Hanyang University also published a number of anniversary books and CDs for the occasion. One was a book titled Paiknam’s Music, Mogwol’s Poetry. “Paiknam” Kim Yeon-jun, in addition to being a composer and one of the founders of Hanyang University, composed several songs during Mogwol’s tenure at Hanyang that were based on his poetry. This book, which shines a light on the two artists’ collaboration, has even more significance for the fact that last year marked 100 years since “Paiknam” Kim Yeon-jun’s birth. A CD containing fourteen traditional Korean-style compositions by Paiknam with lyrics by Mogwol was released to commemorate the book’s publication. In addition to this, a collection of Mogwol’s essays titled The Moon and Rubber Shoes was published to highlight his essay writing skills, and was accompanied by a pictorial CD showing various activities from his years at Hanyang.
The Tong-ni·Mogwol Memorial Society is the organization that, in December 2002, founded the Tong-ni·Mogwol Literary Center in the city of Gyeongju. The Tong-ni·Mogwol Literary Center is a shared space which commemorates the two authors’ literary achievements. It was established in Gyeongju (close to Bulguksa Temple) because it is the hometown of both. The writers’ joint memorial society is responsible for holding a variety of events in their honor. These events—including an essay contest on April 19th, followed by a Pak Mogwol musical performance held at the Gyeongju Arts Center on the 29th, and a children’s song competition on May 2nd at Seorabeol Culture Hall—were all held in Gyeongju.
It was particularly poignant that, on July 17th, readings of Mogwol’s poetry and a performance of traditional music were held at the home where he was born, which had been restored in 2014. Mogwol’s birth home is located in Gyeongju-si, Geoncheon-eup, Moryang-ri. The buildings, including the main house, front building, treadmill (foot powered mortar) area, and poetry recitation room were restored, and a boulder engraved with Mogwol’s life story and a statue of the poet were set up as a place to take pictures.
The Tong-ni·Mogwol Memorial Society published a special 100th Anniversary edition of the Tong-ni·Mogwol literary quarterly magazine titled “Shedding New Light on Mogwol’s Literature” and are currently working on having 100 of Mogwol’s poems translated into English, Japanese, and Chinese.

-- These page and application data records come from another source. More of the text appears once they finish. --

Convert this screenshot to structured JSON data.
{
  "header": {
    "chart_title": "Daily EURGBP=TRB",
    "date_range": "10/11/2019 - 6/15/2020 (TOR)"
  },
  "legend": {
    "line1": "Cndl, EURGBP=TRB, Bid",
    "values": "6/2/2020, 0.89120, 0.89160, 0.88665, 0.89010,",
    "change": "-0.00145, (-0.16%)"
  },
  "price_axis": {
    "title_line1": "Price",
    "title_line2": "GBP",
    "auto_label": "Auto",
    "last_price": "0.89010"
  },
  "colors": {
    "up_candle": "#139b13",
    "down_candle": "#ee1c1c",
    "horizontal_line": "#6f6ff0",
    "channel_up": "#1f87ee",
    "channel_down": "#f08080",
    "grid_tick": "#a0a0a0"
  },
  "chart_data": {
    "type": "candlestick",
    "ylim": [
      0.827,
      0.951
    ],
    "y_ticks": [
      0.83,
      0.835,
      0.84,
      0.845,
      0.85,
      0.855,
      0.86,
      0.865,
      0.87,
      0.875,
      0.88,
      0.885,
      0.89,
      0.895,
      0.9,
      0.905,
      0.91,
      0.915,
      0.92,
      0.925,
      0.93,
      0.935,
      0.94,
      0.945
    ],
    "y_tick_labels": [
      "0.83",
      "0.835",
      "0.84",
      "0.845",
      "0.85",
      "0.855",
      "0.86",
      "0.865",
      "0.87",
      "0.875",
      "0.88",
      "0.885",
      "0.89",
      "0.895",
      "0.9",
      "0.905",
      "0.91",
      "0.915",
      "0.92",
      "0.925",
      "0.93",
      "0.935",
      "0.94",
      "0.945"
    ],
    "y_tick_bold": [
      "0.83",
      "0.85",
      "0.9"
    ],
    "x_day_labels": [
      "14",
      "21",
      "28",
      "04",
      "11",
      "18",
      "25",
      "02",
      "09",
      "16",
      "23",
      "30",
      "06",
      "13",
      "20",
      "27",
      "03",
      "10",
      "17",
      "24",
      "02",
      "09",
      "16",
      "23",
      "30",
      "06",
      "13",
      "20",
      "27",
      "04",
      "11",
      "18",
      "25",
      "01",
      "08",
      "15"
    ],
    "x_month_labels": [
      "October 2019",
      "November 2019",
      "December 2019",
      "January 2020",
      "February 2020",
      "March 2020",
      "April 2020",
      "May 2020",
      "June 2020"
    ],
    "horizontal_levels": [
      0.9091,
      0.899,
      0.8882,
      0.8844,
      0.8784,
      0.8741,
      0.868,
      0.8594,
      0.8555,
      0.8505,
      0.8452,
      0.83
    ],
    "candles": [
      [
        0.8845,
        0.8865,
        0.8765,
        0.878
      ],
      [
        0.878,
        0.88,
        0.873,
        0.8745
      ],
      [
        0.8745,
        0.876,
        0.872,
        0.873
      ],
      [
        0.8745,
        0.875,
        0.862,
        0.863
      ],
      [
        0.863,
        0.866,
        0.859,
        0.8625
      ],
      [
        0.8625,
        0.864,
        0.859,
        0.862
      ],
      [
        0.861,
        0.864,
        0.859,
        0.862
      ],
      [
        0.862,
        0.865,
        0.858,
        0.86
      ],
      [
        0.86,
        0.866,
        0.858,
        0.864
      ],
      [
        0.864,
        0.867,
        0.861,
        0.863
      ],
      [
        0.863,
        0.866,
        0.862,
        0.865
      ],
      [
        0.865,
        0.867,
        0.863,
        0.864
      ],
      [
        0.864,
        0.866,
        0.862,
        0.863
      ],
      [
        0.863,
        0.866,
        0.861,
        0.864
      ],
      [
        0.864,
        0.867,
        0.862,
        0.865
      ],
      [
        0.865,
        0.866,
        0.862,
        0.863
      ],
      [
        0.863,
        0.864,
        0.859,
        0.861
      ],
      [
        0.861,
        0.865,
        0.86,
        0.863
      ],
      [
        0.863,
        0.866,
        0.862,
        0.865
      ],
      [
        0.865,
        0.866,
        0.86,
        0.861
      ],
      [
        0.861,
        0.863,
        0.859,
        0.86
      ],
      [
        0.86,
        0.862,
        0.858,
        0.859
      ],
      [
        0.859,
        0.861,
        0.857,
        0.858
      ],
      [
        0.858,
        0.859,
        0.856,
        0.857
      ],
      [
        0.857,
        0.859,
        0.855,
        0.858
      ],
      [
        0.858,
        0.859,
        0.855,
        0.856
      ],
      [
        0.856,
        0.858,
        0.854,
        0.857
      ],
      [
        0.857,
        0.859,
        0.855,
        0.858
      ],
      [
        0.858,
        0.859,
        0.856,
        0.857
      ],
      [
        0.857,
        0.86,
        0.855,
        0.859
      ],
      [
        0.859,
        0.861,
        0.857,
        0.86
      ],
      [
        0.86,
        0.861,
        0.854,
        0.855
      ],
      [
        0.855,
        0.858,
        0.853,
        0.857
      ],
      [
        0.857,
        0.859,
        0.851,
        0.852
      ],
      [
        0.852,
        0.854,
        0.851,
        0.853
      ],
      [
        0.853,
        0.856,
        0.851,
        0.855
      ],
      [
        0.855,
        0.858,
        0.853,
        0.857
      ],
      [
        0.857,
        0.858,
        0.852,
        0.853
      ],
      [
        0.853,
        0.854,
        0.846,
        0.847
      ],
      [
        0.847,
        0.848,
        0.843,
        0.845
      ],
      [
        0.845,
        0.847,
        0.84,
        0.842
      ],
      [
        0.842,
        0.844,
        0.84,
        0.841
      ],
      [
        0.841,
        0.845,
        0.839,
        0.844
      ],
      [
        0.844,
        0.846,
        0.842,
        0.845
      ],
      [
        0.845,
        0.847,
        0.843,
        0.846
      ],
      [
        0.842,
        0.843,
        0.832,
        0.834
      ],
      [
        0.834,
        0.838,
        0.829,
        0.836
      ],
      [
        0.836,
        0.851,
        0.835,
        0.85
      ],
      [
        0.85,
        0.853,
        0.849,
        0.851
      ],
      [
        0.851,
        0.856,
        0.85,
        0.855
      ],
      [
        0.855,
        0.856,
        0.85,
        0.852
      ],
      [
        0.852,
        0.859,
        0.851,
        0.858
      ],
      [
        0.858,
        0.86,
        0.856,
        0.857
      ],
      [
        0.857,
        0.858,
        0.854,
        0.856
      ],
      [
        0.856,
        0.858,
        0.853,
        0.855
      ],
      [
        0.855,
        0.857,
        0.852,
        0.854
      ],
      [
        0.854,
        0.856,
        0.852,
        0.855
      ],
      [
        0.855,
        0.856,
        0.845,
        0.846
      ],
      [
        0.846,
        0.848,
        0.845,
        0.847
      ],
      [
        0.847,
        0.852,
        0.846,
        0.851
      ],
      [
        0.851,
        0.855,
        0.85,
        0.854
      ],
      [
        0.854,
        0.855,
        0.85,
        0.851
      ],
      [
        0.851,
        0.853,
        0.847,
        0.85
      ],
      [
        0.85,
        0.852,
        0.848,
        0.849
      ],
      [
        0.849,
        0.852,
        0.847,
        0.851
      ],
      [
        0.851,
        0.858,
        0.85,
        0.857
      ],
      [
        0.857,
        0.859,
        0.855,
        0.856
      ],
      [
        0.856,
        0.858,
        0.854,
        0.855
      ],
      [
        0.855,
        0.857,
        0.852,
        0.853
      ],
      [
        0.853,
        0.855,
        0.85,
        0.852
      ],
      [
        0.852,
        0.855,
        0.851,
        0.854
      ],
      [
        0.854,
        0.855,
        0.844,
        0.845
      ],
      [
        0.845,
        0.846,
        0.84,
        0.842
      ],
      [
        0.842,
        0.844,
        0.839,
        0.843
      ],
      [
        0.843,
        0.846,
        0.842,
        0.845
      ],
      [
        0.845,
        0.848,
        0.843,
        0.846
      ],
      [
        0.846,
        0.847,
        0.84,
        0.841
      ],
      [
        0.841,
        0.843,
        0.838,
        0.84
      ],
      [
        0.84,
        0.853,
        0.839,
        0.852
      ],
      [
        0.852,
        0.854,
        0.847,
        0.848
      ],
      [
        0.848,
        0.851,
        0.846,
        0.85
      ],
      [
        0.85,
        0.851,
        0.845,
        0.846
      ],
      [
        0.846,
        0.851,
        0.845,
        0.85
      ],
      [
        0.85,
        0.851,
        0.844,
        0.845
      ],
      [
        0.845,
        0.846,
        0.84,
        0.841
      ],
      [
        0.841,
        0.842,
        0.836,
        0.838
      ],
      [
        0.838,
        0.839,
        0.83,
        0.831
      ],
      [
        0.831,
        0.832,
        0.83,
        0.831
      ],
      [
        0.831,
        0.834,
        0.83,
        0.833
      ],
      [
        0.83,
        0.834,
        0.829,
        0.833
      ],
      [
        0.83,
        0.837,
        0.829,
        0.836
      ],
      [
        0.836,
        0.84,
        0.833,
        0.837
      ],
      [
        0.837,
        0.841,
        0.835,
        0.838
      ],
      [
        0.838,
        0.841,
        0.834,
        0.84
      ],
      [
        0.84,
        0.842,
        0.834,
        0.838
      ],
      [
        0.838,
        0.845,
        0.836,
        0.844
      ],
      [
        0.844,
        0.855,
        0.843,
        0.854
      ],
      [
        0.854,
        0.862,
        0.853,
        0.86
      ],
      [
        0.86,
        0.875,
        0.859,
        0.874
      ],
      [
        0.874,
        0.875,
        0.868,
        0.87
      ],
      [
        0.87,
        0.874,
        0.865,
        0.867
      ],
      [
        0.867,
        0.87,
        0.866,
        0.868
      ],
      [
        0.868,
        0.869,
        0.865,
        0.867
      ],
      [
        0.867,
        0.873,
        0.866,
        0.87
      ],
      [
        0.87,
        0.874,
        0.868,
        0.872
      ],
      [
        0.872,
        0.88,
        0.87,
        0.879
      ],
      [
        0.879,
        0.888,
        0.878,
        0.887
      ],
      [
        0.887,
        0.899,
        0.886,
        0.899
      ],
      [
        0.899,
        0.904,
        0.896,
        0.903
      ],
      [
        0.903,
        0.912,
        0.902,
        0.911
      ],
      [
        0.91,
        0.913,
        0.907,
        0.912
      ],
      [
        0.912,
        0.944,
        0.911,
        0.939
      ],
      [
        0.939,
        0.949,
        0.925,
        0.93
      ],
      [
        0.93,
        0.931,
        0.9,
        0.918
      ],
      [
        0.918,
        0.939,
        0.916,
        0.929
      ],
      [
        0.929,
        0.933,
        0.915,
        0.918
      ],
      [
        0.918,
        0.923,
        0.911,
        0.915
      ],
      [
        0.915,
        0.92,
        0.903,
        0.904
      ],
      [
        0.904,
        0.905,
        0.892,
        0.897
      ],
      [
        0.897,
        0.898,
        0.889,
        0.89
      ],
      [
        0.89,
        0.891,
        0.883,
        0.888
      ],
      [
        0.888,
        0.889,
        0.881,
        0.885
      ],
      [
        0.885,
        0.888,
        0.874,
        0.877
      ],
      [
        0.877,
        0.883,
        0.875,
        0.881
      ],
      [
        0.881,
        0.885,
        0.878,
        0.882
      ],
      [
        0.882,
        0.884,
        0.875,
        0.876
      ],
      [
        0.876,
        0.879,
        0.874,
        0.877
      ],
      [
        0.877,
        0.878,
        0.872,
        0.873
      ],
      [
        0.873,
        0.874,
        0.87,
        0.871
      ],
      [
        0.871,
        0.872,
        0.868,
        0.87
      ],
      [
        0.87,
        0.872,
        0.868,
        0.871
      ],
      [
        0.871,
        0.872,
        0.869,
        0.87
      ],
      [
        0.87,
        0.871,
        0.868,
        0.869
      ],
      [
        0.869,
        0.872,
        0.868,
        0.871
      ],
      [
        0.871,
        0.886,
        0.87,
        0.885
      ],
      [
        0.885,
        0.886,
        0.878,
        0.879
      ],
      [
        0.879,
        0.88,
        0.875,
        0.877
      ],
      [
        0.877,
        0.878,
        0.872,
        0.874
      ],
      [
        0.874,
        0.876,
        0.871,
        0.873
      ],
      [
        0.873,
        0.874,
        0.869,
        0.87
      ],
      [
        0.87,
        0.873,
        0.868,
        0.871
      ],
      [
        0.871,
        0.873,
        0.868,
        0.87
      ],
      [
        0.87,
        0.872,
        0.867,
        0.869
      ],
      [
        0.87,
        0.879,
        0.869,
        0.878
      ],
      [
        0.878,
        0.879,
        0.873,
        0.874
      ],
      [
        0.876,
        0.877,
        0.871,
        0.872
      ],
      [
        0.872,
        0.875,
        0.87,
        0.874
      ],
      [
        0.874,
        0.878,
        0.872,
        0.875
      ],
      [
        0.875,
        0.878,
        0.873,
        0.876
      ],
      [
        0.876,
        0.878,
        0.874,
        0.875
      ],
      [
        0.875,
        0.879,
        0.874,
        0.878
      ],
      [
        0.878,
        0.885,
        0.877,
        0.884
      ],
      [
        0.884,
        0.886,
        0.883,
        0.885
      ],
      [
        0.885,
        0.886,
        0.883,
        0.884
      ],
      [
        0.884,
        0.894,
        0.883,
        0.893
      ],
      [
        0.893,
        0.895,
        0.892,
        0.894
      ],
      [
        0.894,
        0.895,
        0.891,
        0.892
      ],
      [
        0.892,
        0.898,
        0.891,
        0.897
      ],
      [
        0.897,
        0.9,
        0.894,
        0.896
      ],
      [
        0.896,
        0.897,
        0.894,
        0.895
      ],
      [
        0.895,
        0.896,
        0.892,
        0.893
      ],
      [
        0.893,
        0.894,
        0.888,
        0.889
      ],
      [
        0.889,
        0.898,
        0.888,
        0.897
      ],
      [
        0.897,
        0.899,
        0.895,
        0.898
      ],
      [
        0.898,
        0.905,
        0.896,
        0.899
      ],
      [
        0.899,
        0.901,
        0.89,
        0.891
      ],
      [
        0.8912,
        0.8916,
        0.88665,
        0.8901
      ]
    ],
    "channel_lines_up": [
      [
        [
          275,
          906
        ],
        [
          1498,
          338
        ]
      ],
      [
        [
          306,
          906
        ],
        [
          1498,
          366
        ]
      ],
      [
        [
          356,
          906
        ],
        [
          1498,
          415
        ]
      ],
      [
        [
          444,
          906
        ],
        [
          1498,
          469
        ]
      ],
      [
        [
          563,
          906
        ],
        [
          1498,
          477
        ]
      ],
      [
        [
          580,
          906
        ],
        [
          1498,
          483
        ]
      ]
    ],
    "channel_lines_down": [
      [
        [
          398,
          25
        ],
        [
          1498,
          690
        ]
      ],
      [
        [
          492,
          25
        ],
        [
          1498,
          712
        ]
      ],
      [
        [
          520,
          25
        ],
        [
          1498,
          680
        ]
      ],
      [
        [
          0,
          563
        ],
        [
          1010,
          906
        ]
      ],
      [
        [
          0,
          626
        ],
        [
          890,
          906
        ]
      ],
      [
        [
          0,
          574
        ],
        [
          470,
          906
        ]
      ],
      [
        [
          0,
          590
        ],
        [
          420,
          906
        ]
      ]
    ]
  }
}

Simsang, a poetry journal founded by Mogwol in 1973, is currently published by Mogwol’s eldest son, Seoul National University Professor Emeritus Park Dong-Gyu together and Simsang Publishers. They held a special event on May 30th for the opening of the “Pak Mogwol Literary Park” in the Yongin Moran Park located in Gyeonggi-do Yongin-si where Pak Mogwol’s grave can be found. It was during the opening ceremony that Professor Park Dong-Gyu announced the plan to publish a handwritten poetry collection comprised of eighty of his father’s handwritten poems.
When his students think of Pak Mogwol, their first thought is of his “Big, Soft Hands,” which doubles as the title of his posthumous poetry collection. This is because, while he was strict in matters of education and poetry, Mogwol had a warm and tender, human side as well. All of the events held nationwide in his name over the past year have not only commemorated his literary success, but have been meaningful for the many people who carry fond memories of his warmth.
by Park Sang Chun
Professor of Culture and Contents